As a result, mainstream journalists are increasingly calling out Biden officials for the glaring contradiction at the heart of their energy policy. “Are you telling me you want them drilling for more oil?” asked CNN host John Berman of Secretary Granholm yesterday. “You want the refineries putting out more gasoline in five or ten years?”
“What we’re saying is today we need that supply increased,” she said. “Of course, in five or ten years — actually in the immediate — we are also pressing on the accelerator, if you will, to move toward clean energy, so that we don’t have to be under the thumb of petro-dictators like Putin, or at the whim of the volatility of fossil fuels. Ultimately American will be most secure when we can rely on our own clean domestic production of energy through solar, through wind —”
“But that’s the problem for these companies,” interrupted Berman. “These companies are saying, ‘You’re asking me to do more now, invest more now, when, in fact 5 or 10 years from now, we don’t think that demand will be there, and the administration doesn’t even necessarily want it to be there.’”
The result of the Biden Administration’s hostility toward the energy industry is skyrocketing inflation. Where energy prices rose 35% over the last year, all prices rose just 8%. In Europe, higher energy prices are responsible for at least half of all inflation.
There are certainly other factors causing inflation, including the ramping up of supply chains following the pandemic, the $1.7 trillion stimulus last year, and China’s lockdown in response to the omicron coronavirus variant. But the non-energy factors behind inflation were temporary, and none explain consistently higher energy prices, which are a major factor in the higher prices of everything, from food to consumer products.
And energy’s role could be even larger than economists can detect. “When you strip out of the [Consumer Price Index] all the items that are linked to energy (air fares, moving/freight, rental cars, delivery services, new and used vehicles),” noted economist David Rosenberg, “the core was +0.36% and the [year-over-year] steadied near 4%. ”
The numbers speak for themselves.
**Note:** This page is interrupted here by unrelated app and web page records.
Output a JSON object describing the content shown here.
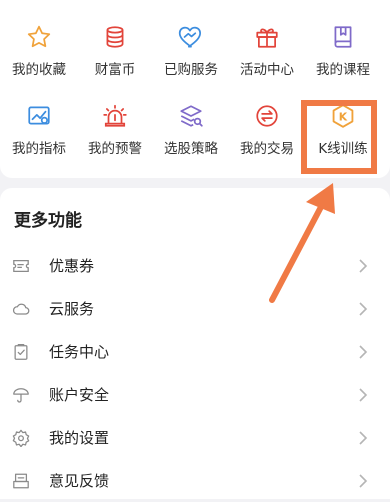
{
  "grid": {
    "items": [
      {
        "label": "我的收藏",
        "icon": "star-icon"
      },
      {
        "label": "财富币",
        "icon": "coin-stack-icon"
      },
      {
        "label": "已购服务",
        "icon": "heart-hands-icon"
      },
      {
        "label": "活动中心",
        "icon": "gift-icon"
      },
      {
        "label": "我的课程",
        "icon": "book-icon"
      },
      {
        "label": "我的指标",
        "icon": "chart-indicator-icon"
      },
      {
        "label": "我的预警",
        "icon": "alarm-light-icon"
      },
      {
        "label": "选股策略",
        "icon": "layers-search-icon"
      },
      {
        "label": "我的交易",
        "icon": "exchange-icon"
      },
      {
        "label": "K线训练",
        "icon": "k-hexagon-icon",
        "badge_letter": "K"
      }
    ]
  },
  "more": {
    "title": "更多功能",
    "items": [
      {
        "label": "优惠券",
        "icon": "coupon-icon"
      },
      {
        "label": "云服务",
        "icon": "cloud-icon"
      },
      {
        "label": "任务中心",
        "icon": "clipboard-check-icon"
      },
      {
        "label": "账户安全",
        "icon": "umbrella-icon"
      },
      {
        "label": "我的设置",
        "icon": "gear-icon"
      },
      {
        "label": "意见反馈",
        "icon": "feedback-icon"
      }
    ]
  },
  "colors": {
    "accent_orange": "#f07a45",
    "icon_orange": "#f0a23a",
    "icon_red": "#e2443a",
    "icon_blue": "#3c8ddf",
    "icon_purple": "#7f6ac9",
    "icon_gray": "#8a8a8a"
  }
}
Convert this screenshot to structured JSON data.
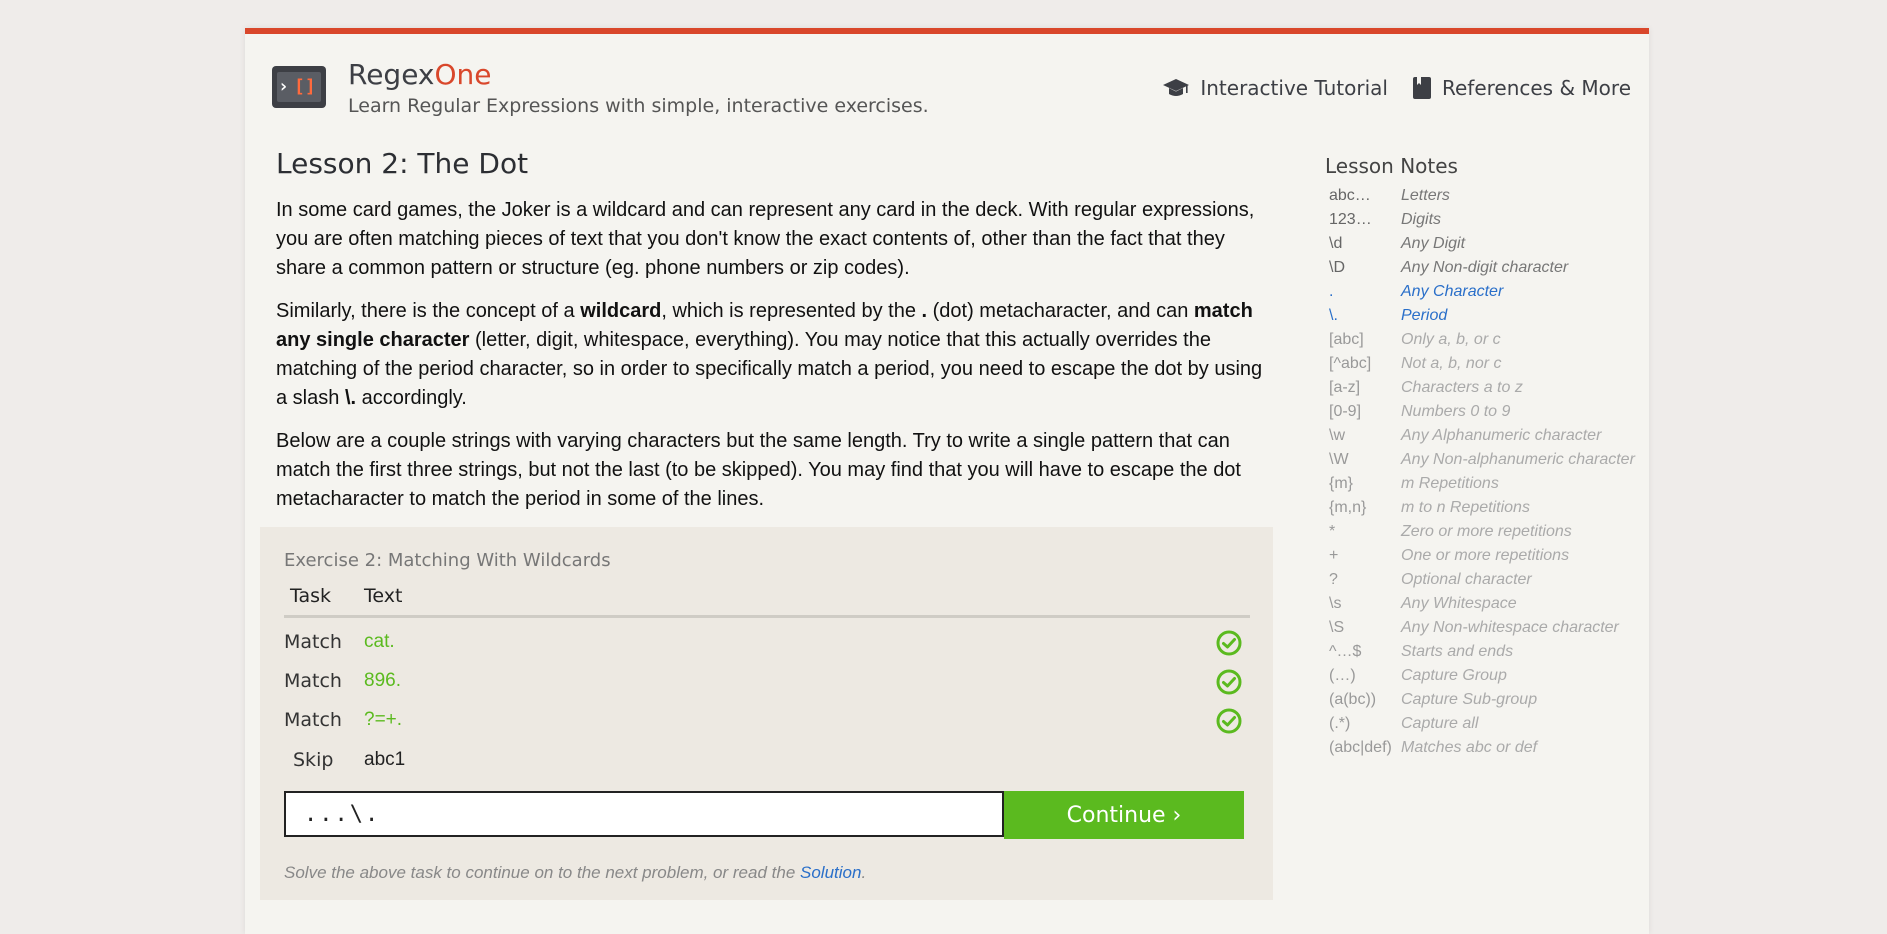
{
  "header": {
    "brand_main": "Regex",
    "brand_accent": "One",
    "tagline": "Learn Regular Expressions with simple, interactive exercises.",
    "nav": [
      {
        "label": "Interactive Tutorial",
        "icon": "graduation-cap-icon"
      },
      {
        "label": "References & More",
        "icon": "book-icon"
      }
    ]
  },
  "lesson": {
    "title": "Lesson 2: The Dot",
    "p1": "In some card games, the Joker is a wildcard and can represent any card in the deck. With regular expressions, you are often matching pieces of text that you don't know the exact contents of, other than the fact that they share a common pattern or structure (eg. phone numbers or zip codes).",
    "p2_a": "Similarly, there is the concept of a ",
    "p2_b": "wildcard",
    "p2_c": ", which is represented by the ",
    "p2_d": ".",
    "p2_e": " (dot) metacharacter, and can ",
    "p2_f": "match any single character",
    "p2_g": " (letter, digit, whitespace, everything). You may notice that this actually overrides the matching of the period character, so in order to specifically match a period, you need to escape the dot by using a slash ",
    "p2_h": "\\.",
    "p2_i": " accordingly.",
    "p3": "Below are a couple strings with varying characters but the same length. Try to write a single pattern that can match the first three strings, but not the last (to be skipped). You may find that you will have to escape the dot metacharacter to match the period in some of the lines."
  },
  "exercise": {
    "title": "Exercise 2: Matching With Wildcards",
    "col_task": "Task",
    "col_text": "Text",
    "rows": [
      {
        "task": "Match",
        "text": "cat.",
        "status": "ok"
      },
      {
        "task": "Match",
        "text": "896.",
        "status": "ok"
      },
      {
        "task": "Match",
        "text": "?=+.",
        "status": "ok"
      },
      {
        "task": "Skip",
        "text": "abc1",
        "status": "none"
      }
    ],
    "input_value": "...\\.",
    "continue_label": "Continue ›",
    "hint_prefix": "Solve the above task to continue on to the next problem, or read the ",
    "hint_link": "Solution",
    "hint_suffix": "."
  },
  "notes": {
    "title": "Lesson Notes",
    "items": [
      {
        "k": "abc…",
        "v": "Letters",
        "state": "seen"
      },
      {
        "k": "123…",
        "v": "Digits",
        "state": "seen"
      },
      {
        "k": "\\d",
        "v": "Any Digit",
        "state": "seen"
      },
      {
        "k": "\\D",
        "v": "Any Non-digit character",
        "state": "seen"
      },
      {
        "k": ".",
        "v": "Any Character",
        "state": "active"
      },
      {
        "k": "\\.",
        "v": "Period",
        "state": "active"
      },
      {
        "k": "[abc]",
        "v": "Only a, b, or c",
        "state": "future"
      },
      {
        "k": "[^abc]",
        "v": "Not a, b, nor c",
        "state": "future"
      },
      {
        "k": "[a-z]",
        "v": "Characters a to z",
        "state": "future"
      },
      {
        "k": "[0-9]",
        "v": "Numbers 0 to 9",
        "state": "future"
      },
      {
        "k": "\\w",
        "v": "Any Alphanumeric character",
        "state": "future"
      },
      {
        "k": "\\W",
        "v": "Any Non-alphanumeric character",
        "state": "future"
      },
      {
        "k": "{m}",
        "v": "m Repetitions",
        "state": "future"
      },
      {
        "k": "{m,n}",
        "v": "m to n Repetitions",
        "state": "future"
      },
      {
        "k": "*",
        "v": "Zero or more repetitions",
        "state": "future"
      },
      {
        "k": "+",
        "v": "One or more repetitions",
        "state": "future"
      },
      {
        "k": "?",
        "v": "Optional character",
        "state": "future"
      },
      {
        "k": "\\s",
        "v": "Any Whitespace",
        "state": "future"
      },
      {
        "k": "\\S",
        "v": "Any Non-whitespace character",
        "state": "future"
      },
      {
        "k": "^…$",
        "v": "Starts and ends",
        "state": "future"
      },
      {
        "k": "(…)",
        "v": "Capture Group",
        "state": "future"
      },
      {
        "k": "(a(bc))",
        "v": "Capture Sub-group",
        "state": "future"
      },
      {
        "k": "(.*)",
        "v": "Capture all",
        "state": "future"
      },
      {
        "k": "(abc|def)",
        "v": "Matches abc or def",
        "state": "future"
      }
    ]
  },
  "colors": {
    "accent": "#d9472b",
    "success": "#5bba1f",
    "link": "#2a6fc9"
  }
}
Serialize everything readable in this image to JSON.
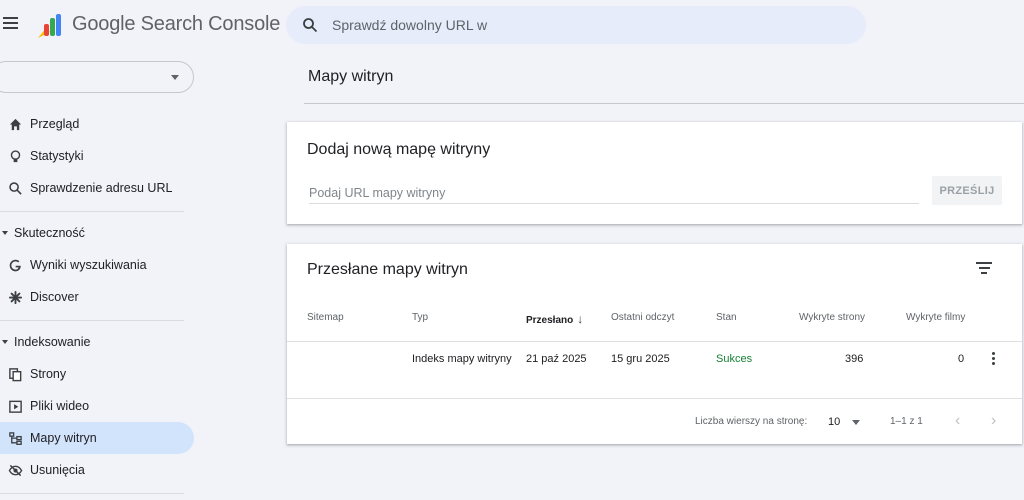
{
  "app": {
    "brand": "Google Search Console",
    "logo_colors": [
      "#fbbc04",
      "#ea4335",
      "#34a853",
      "#4285f4"
    ]
  },
  "search": {
    "placeholder": "Sprawdź dowolny URL w"
  },
  "property_selector": {
    "value": ""
  },
  "sidebar": {
    "top_items": [
      {
        "label": "Przegląd",
        "icon": "home-icon"
      },
      {
        "label": "Statystyki",
        "icon": "lightbulb-icon"
      },
      {
        "label": "Sprawdzenie adresu URL",
        "icon": "search-icon"
      }
    ],
    "sections": [
      {
        "title": "Skuteczność",
        "items": [
          {
            "label": "Wyniki wyszukiwania",
            "icon": "google-g-icon"
          },
          {
            "label": "Discover",
            "icon": "asterisk-icon"
          }
        ]
      },
      {
        "title": "Indeksowanie",
        "items": [
          {
            "label": "Strony",
            "icon": "pages-icon"
          },
          {
            "label": "Pliki wideo",
            "icon": "video-pages-icon"
          },
          {
            "label": "Mapy witryn",
            "icon": "sitemap-icon",
            "active": true
          },
          {
            "label": "Usunięcia",
            "icon": "eye-off-icon"
          }
        ]
      }
    ]
  },
  "page": {
    "title": "Mapy witryn"
  },
  "add_card": {
    "title": "Dodaj nową mapę witryny",
    "input_placeholder": "Podaj URL mapy witryny",
    "input_value": "",
    "submit_label": "PRZEŚLIJ"
  },
  "submitted_card": {
    "title": "Przesłane mapy witryn",
    "columns": [
      "Sitemap",
      "Typ",
      "Przesłano",
      "Ostatni odczyt",
      "Stan",
      "Wykryte strony",
      "Wykryte filmy"
    ],
    "sorted_column": "Przesłano",
    "sort_direction": "descending",
    "rows": [
      {
        "sitemap": "",
        "type": "Indeks mapy witryny",
        "submitted": "21 paź 2025",
        "last_read": "15 gru 2025",
        "status": "Sukces",
        "discovered_pages": "396",
        "discovered_videos": "0"
      }
    ],
    "footer": {
      "rows_per_page_label": "Liczba wierszy na stronę:",
      "rows_per_page_value": "10",
      "range": "1–1 z 1"
    },
    "status_color": "#188038"
  },
  "colors": {
    "active_nav": "#d2e3fc",
    "search_bg": "#e6ecfa",
    "page_bg": "#f1f3f9"
  }
}
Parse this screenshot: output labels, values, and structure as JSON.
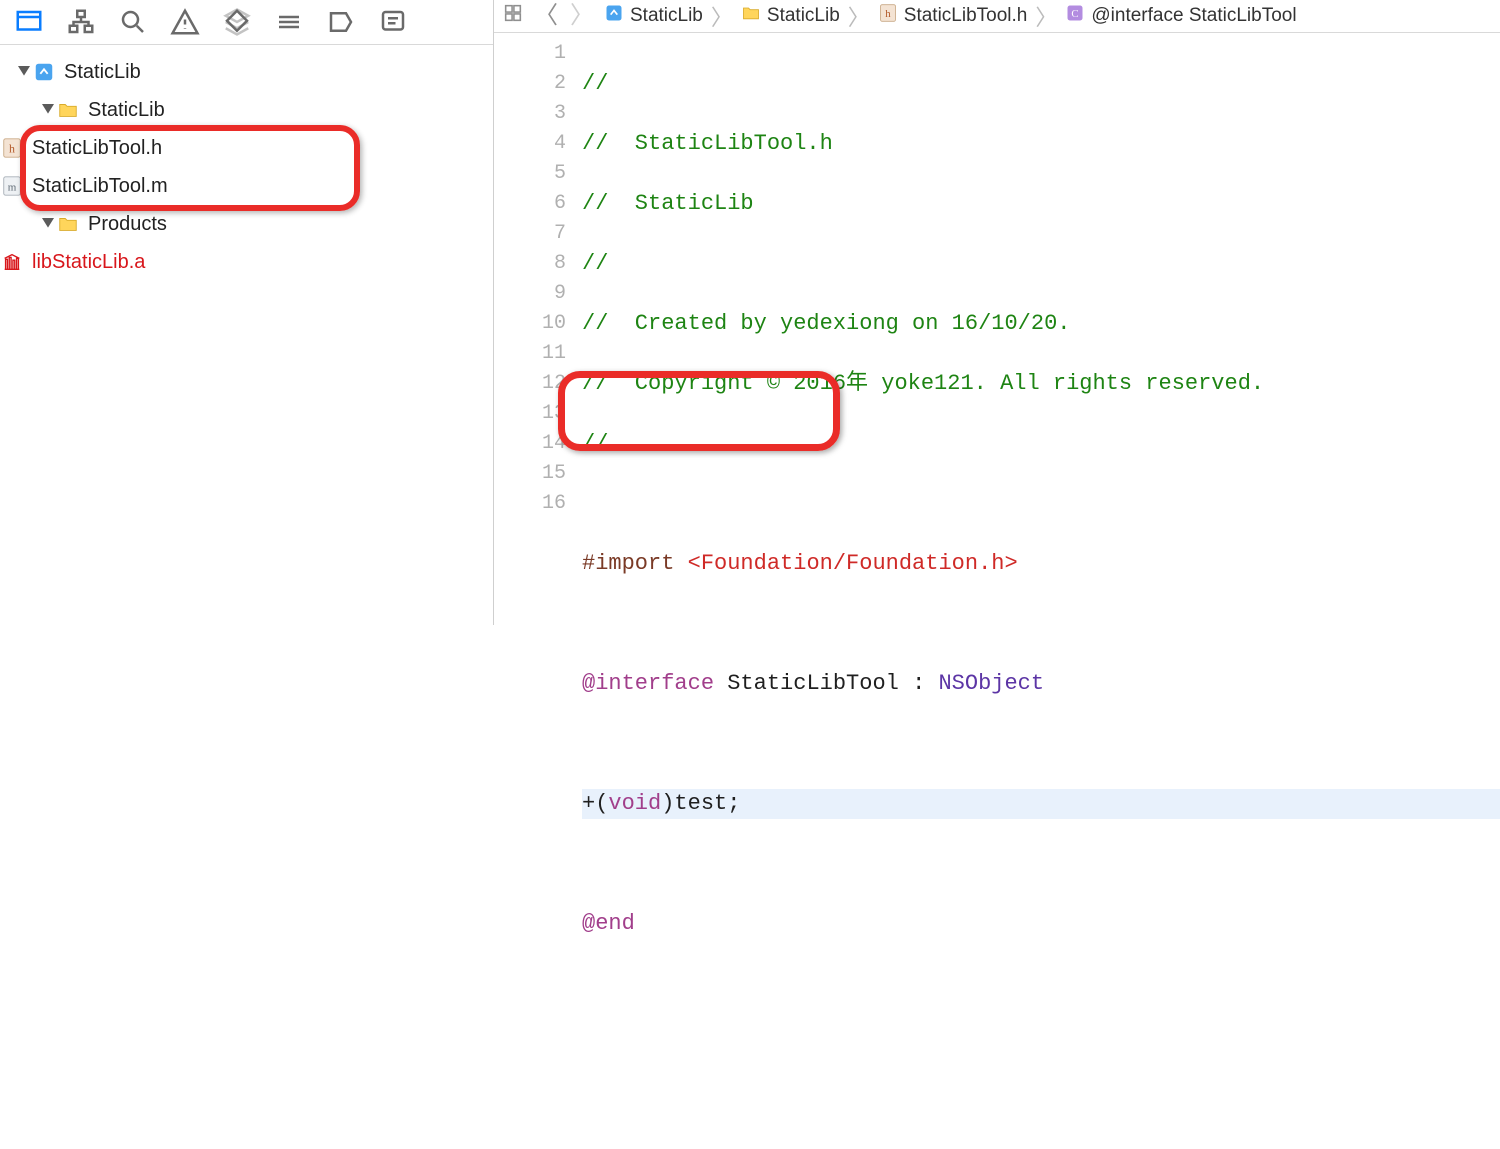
{
  "navigator": {
    "tabs": [
      "project",
      "hierarchy",
      "search",
      "issues",
      "tests",
      "debug",
      "breakpoints",
      "tags",
      "logs"
    ],
    "active_index": 0
  },
  "tree": {
    "project": "StaticLib",
    "folders": [
      {
        "name": "StaticLib",
        "files": [
          {
            "name": "StaticLibTool.h",
            "kind": "h"
          },
          {
            "name": "StaticLibTool.m",
            "kind": "m"
          }
        ]
      },
      {
        "name": "Products",
        "files": [
          {
            "name": "libStaticLib.a",
            "kind": "lib",
            "red": true
          }
        ]
      }
    ]
  },
  "breadcrumb": {
    "project": "StaticLib",
    "folder": "StaticLib",
    "file": "StaticLibTool.h",
    "symbol": "@interface StaticLibTool"
  },
  "code": {
    "line_count": 16,
    "lines": {
      "1": "//",
      "2": "//  StaticLibTool.h",
      "3": "//  StaticLib",
      "4": "//",
      "5": "//  Created by yedexiong on 16/10/20.",
      "6": "//  Copyright © 2016年 yoke121. All rights reserved.",
      "7": "//",
      "8": "",
      "9_pre": "#import ",
      "9_arg": "<Foundation/Foundation.h>",
      "10": "",
      "11_kw": "@interface",
      "11_name": " StaticLibTool : ",
      "11_cls": "NSObject",
      "12": "",
      "13_plus": "+(",
      "13_void": "void",
      "13_rest": ")test;",
      "14": "",
      "15": "@end",
      "16": ""
    },
    "selected_line": 13
  }
}
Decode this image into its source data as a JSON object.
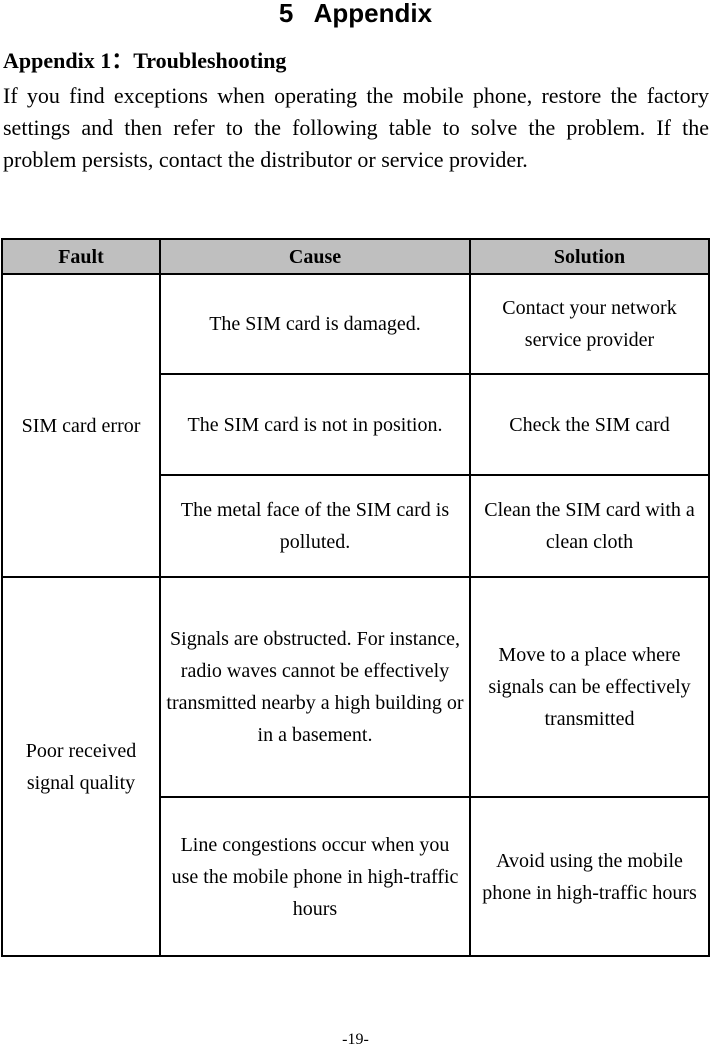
{
  "page": {
    "chapter_heading": "5   Appendix",
    "section_heading": "Appendix 1：Troubleshooting",
    "intro_paragraph": "If you find exceptions when operating the mobile phone, restore the factory settings and then refer to the following table to solve the problem. If the problem persists, contact the distributor or service provider.",
    "page_number": "-19-"
  },
  "table": {
    "headers": {
      "fault": "Fault",
      "cause": "Cause",
      "solution": "Solution"
    },
    "groups": [
      {
        "fault": "SIM card error",
        "rows": [
          {
            "cause": "The SIM card is damaged.",
            "solution": "Contact your network service provider"
          },
          {
            "cause": "The SIM card is not in position.",
            "solution": "Check the SIM card"
          },
          {
            "cause": "The metal face of the SIM card is polluted.",
            "solution": "Clean the SIM card with a clean cloth"
          }
        ]
      },
      {
        "fault": "Poor received signal quality",
        "rows": [
          {
            "cause": "Signals are obstructed. For instance, radio waves cannot be effectively transmitted nearby a high building or in a basement.",
            "solution": "Move to a place where signals can be effectively transmitted"
          },
          {
            "cause": "Line congestions occur when you use the mobile phone in high-traffic hours",
            "solution": "Avoid using the mobile phone in high-traffic hours"
          }
        ]
      }
    ]
  },
  "colors": {
    "header_background": "#bfbfbf",
    "border": "#000000",
    "text": "#000000"
  }
}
In the U.S., the monthly price change in May for all items was 1% but for fuel oil, airline fares, piped utility natural gas, and gasoline the price changes were 17%, 13%, 8%, and 4% respectively.
Some say there’s nothing Biden can do to increase energy production but my sources say that Biden could significantly increase oil/gas production within 12 – 18 months. How? First, they say, he should invoke the National Defense Act for Oil and Gas. This will enable the acceleration of required permits for oil and gas projects, they say. Second, he should announce a national commitment to purchase oil to fill the Strategic Petroleum Reserve (SPR) at a floor of $80/barrel. That will, they say, be a powerful incentive for the oil guys. Third, he should announce trade agreements with the international community to supply them with LNG (liquified natural gas) Doing so will incentivize natural gas production and create a surplus of energy for exports with an “American-First asterisk (keep nat gas storage full while exporting).
Biden’s doing none of that. As a result, Biden’s hostility to expanded energy production could result in recession. The Federal Reserve yesterday raised interest rates more than at any point since 1994 and could raise them again next month in an increasingly desperate battle against inflation. “It may take a recession to stamp out inflation,” concludes Bloomberg, “one that may cost Biden a second term.”
Why is that? Politicians are famously self-interested, focused on their own preservation at all costs. Why, then, is Biden not only wrecking the economy, by failing to take action to lower energy prices, but also destroying his own presidency?
An Aging Ideology